- _TASK_
So that the copy matches the original, write out every entry exactly.

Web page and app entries
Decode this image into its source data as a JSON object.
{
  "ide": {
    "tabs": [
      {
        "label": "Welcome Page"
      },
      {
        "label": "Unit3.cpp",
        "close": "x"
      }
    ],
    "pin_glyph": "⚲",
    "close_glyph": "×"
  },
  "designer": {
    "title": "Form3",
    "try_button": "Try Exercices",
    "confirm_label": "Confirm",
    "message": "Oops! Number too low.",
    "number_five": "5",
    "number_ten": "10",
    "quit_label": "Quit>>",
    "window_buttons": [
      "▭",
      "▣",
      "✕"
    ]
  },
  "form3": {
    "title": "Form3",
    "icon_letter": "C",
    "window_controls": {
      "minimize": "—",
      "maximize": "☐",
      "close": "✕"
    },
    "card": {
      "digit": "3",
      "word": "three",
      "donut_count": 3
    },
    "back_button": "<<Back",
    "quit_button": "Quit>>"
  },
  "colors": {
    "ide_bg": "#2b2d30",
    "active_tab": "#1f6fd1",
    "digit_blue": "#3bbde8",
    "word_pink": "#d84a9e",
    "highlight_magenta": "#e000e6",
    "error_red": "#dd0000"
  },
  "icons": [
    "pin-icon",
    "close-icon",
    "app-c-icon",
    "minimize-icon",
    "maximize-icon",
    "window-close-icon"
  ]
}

- _ANSWER AREA_
Decode this image into its source data as a JSON object.
{
  "ide": {
    "tabs": [
      {
        "label": "Welcome Page"
      },
      {
        "label": "Unit3.cpp",
        "close": "x"
      }
    ],
    "pin_glyph": "⚲",
    "close_glyph": "×"
  },
  "designer": {
    "title": "Form3",
    "try_button": "Try Exercices",
    "confirm_label": "Confirm",
    "message": "Oops! Number too low.",
    "number_five": "5",
    "number_ten": "10",
    "quit_label": "Quit>>",
    "window_buttons": [
      "▭",
      "▣",
      "✕"
    ]
  },
  "form3": {
    "title": "Form3",
    "icon_letter": "C",
    "window_controls": {
      "minimize": "—",
      "maximize": "☐",
      "close": "✕"
    },
    "card": {
      "digit": "3",
      "word": "three",
      "donut_count": 3
    },
    "back_button": "<<Back",
    "quit_button": "Quit>>"
  },
  "colors": {
    "ide_bg": "#2b2d30",
    "active_tab": "#1f6fd1",
    "digit_blue": "#3bbde8",
    "word_pink": "#d84a9e",
    "highlight_magenta": "#e000e6",
    "error_red": "#dd0000"
  },
  "icons": [
    "pin-icon",
    "close-icon",
    "app-c-icon",
    "minimize-icon",
    "maximize-icon",
    "window-close-icon"
  ]
}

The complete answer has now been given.